Tires create drag and friction as they travel across any terrain. Wider tires typically create more of both as they generate more heat and affect aerodynamics. The other variable involved for both wider and taller tires is they typically weigh more than equivalent original equipment tires. This additional weight and mass uses more energy (fuel) to rotate. How much the tire affects fuel consumption will depend greatly on the vehicle and the tires involved.
Are Mud Terrain Tires good in snow and ice?
Mud tires are usually good performers in snow, but surprisingly, are typically not good for icy conditions. This is generally because of the lack of small sipping in the tread area. For icy conditions, look for a tire rated specifically for use on ice – and consider a tire that is studable.
Do I want taller tires or wider tires, or both?
This depends greatly on what type of terrain you tend to encounter off road – and on the type of vehicle. Wider off road tires help with flotation - which is key in sand and to some degree, mud. This said, heavier vehicles may perform better in mud using a more narrow tire as they find traction at the bottom of the terrain, rather than “floating” on top of it. In almost every case, a taller off road tire is better, as they create more ground clearance, moving critical components away from the terrain below. This is especially true in rocky terrains.
How wide or tall of an off road tire can I fit on my truck?

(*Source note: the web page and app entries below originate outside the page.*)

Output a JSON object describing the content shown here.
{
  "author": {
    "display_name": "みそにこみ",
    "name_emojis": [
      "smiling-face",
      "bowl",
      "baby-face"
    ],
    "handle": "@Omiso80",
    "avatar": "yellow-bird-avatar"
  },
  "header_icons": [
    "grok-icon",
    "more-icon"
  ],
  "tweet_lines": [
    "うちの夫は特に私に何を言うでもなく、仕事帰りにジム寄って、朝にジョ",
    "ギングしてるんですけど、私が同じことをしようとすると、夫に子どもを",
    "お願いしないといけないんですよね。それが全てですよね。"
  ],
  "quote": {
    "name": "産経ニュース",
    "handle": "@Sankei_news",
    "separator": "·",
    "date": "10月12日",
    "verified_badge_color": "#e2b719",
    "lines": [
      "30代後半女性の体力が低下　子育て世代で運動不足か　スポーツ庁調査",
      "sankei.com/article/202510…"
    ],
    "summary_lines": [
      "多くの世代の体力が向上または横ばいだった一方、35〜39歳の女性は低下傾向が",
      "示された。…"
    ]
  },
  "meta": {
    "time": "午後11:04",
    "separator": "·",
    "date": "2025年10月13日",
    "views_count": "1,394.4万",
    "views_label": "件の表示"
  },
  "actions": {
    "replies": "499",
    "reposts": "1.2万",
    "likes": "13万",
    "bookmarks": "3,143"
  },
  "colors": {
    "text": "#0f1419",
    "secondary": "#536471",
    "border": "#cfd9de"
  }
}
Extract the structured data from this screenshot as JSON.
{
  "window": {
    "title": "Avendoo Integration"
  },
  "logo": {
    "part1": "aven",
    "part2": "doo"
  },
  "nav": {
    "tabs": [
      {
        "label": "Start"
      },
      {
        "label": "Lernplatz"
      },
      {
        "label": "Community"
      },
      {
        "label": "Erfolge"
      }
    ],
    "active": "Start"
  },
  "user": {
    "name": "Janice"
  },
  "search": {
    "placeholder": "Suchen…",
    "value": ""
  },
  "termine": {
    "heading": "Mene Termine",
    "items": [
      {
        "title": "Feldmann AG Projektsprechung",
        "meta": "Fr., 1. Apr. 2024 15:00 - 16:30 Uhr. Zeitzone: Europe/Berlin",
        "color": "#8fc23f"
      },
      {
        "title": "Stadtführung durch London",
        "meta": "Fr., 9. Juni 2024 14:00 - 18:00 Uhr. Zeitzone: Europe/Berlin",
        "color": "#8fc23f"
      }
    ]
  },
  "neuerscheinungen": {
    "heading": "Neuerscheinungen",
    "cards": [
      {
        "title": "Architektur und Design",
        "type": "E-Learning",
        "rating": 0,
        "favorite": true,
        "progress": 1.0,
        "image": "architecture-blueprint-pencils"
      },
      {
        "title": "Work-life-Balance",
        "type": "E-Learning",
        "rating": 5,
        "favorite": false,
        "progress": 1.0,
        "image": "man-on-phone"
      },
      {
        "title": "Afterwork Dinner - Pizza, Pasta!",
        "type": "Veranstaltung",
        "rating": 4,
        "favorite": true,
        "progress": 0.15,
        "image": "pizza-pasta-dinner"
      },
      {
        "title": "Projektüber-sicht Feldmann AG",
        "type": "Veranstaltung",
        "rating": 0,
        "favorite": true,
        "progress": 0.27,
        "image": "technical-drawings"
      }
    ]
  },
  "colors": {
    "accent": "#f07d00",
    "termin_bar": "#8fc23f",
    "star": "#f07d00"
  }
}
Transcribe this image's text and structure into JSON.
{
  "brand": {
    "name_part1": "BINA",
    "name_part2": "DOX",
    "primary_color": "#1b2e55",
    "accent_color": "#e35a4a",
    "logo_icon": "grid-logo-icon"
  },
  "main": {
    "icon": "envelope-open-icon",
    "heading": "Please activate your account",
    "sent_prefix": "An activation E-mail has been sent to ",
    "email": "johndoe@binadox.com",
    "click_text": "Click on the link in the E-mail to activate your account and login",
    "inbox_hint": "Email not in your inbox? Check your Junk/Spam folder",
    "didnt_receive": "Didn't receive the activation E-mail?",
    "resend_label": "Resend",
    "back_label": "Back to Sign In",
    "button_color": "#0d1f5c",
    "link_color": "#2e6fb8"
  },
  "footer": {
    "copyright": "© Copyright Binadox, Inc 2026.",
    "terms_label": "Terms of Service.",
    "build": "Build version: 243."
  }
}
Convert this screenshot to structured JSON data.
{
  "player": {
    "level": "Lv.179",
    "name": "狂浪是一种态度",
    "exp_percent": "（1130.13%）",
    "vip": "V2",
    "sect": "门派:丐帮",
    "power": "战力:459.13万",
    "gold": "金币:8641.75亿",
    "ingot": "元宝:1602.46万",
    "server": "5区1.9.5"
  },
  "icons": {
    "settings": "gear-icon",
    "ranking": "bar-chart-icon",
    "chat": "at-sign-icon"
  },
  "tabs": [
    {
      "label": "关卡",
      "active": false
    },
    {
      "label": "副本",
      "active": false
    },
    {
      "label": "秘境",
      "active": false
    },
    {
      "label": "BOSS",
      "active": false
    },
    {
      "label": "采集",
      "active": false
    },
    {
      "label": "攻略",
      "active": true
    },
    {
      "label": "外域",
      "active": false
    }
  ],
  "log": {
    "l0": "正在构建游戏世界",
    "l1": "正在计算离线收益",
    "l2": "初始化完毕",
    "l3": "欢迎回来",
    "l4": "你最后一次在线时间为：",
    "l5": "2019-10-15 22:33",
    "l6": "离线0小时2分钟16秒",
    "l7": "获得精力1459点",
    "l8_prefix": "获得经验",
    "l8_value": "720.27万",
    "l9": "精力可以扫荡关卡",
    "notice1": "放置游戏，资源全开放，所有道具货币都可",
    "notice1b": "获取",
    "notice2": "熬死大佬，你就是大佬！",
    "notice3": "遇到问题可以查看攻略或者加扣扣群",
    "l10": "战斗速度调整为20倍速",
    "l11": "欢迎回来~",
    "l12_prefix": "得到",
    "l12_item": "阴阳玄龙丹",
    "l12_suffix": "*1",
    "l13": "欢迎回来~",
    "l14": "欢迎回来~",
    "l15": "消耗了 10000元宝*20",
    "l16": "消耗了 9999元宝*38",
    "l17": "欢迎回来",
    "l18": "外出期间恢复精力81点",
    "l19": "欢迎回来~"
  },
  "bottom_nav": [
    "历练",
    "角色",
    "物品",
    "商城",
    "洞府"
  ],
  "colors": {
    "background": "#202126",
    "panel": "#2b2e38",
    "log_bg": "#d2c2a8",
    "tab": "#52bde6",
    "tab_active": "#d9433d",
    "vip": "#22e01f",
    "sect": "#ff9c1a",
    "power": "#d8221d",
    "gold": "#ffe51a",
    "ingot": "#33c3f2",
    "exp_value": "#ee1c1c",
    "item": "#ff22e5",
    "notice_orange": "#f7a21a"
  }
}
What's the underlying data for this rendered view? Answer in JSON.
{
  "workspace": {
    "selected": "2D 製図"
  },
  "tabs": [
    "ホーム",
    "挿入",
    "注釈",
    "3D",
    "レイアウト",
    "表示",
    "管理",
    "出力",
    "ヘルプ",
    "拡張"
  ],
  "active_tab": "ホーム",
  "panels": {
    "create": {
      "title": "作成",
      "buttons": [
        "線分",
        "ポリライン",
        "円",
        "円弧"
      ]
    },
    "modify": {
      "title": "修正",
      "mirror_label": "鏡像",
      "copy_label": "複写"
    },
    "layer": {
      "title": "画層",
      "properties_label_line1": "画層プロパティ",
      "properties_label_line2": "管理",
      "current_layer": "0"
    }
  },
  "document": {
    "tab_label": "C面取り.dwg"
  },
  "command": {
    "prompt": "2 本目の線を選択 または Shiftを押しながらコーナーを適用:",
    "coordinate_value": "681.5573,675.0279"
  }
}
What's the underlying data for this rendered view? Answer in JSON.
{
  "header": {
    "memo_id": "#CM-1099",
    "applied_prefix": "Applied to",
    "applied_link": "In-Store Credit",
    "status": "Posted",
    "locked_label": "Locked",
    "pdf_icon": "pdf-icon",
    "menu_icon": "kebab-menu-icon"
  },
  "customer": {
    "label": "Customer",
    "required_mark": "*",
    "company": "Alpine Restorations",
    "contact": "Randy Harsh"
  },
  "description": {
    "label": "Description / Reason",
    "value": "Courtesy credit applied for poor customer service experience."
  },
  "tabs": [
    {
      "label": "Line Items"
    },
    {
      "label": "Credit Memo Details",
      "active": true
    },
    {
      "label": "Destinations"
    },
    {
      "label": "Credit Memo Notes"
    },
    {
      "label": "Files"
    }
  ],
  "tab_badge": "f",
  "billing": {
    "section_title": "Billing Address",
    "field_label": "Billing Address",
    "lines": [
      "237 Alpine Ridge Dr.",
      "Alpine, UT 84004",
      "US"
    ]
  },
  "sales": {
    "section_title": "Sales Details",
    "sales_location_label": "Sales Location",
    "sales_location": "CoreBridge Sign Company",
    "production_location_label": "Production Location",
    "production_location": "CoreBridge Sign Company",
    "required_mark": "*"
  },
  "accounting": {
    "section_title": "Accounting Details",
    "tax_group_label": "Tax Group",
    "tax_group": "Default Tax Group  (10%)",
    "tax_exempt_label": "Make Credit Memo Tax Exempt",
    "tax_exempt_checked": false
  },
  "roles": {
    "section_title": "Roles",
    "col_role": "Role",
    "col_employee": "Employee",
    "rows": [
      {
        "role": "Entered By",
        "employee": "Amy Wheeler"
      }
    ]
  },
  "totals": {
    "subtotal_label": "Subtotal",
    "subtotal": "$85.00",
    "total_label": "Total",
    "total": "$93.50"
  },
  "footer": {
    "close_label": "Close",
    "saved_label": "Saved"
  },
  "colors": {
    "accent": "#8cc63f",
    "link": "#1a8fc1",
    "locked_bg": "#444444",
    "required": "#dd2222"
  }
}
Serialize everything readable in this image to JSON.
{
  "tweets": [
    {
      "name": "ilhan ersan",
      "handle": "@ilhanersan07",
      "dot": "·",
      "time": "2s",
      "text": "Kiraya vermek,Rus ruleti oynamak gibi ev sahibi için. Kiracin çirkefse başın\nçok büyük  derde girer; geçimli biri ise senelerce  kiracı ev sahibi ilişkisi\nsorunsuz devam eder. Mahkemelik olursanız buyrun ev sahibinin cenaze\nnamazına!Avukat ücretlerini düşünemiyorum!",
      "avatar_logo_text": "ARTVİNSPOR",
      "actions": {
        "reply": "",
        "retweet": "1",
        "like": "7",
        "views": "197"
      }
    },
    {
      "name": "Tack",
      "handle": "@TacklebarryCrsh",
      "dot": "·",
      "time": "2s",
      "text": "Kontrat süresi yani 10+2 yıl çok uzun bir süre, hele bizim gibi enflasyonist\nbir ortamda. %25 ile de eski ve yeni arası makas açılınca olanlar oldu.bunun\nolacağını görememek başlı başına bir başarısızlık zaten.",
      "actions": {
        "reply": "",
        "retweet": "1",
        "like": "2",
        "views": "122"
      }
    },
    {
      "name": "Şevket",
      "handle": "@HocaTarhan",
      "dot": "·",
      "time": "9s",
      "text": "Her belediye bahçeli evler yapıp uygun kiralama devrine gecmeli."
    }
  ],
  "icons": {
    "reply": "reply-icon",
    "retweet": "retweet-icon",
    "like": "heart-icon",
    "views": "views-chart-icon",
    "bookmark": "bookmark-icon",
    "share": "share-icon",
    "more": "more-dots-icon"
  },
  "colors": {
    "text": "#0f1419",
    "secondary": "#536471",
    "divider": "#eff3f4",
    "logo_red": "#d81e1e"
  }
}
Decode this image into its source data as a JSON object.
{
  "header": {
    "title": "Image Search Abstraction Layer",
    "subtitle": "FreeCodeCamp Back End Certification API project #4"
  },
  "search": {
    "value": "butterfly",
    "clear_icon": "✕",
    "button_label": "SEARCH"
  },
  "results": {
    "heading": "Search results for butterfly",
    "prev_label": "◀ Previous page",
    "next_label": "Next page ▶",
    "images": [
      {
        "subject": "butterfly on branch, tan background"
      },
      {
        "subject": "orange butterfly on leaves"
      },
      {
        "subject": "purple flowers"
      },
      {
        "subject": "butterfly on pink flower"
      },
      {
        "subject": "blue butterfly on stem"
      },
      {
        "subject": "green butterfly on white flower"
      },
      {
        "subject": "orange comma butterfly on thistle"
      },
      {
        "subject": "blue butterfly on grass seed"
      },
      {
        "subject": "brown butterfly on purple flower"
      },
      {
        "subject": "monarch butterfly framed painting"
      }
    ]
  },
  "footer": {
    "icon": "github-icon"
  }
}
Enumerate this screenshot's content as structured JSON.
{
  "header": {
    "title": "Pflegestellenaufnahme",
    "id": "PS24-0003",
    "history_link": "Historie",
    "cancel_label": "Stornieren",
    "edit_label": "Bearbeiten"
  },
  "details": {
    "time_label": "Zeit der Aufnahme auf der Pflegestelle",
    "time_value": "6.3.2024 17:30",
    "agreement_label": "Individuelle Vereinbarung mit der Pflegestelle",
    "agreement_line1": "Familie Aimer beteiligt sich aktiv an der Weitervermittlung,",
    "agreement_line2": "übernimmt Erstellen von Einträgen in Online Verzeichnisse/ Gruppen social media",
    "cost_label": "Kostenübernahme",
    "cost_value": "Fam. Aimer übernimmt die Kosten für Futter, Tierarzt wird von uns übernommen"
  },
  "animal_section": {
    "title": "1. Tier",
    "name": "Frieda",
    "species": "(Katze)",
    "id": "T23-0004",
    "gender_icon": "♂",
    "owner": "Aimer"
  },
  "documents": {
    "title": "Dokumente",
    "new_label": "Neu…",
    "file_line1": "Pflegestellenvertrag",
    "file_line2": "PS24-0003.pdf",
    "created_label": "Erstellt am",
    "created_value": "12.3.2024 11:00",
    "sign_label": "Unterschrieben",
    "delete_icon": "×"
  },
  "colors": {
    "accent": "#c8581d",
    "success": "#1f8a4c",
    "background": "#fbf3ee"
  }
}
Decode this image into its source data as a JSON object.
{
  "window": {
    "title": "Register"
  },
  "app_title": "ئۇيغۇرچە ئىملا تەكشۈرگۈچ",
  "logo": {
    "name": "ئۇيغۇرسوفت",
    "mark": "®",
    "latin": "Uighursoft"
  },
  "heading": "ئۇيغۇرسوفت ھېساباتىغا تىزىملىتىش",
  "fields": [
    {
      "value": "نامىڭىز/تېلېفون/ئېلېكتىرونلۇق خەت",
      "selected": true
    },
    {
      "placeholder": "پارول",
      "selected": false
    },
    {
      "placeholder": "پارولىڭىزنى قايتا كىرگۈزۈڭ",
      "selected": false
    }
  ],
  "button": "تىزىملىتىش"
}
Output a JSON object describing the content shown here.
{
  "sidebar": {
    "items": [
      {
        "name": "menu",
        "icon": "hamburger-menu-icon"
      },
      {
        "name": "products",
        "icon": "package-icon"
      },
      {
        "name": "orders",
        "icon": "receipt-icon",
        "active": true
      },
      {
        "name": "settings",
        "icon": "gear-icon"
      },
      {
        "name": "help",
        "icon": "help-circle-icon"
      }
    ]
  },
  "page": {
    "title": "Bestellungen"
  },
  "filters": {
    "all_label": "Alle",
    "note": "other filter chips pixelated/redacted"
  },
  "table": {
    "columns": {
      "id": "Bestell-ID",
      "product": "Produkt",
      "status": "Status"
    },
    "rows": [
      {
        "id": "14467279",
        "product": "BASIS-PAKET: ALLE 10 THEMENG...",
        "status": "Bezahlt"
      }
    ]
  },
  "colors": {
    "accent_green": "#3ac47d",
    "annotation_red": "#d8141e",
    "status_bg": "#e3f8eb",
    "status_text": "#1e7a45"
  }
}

This depends greatly on wheels, modifications (if any) and the vehicle itself. We have experts at Tread Depot that can help find the perfect size mud or off road tire for your application.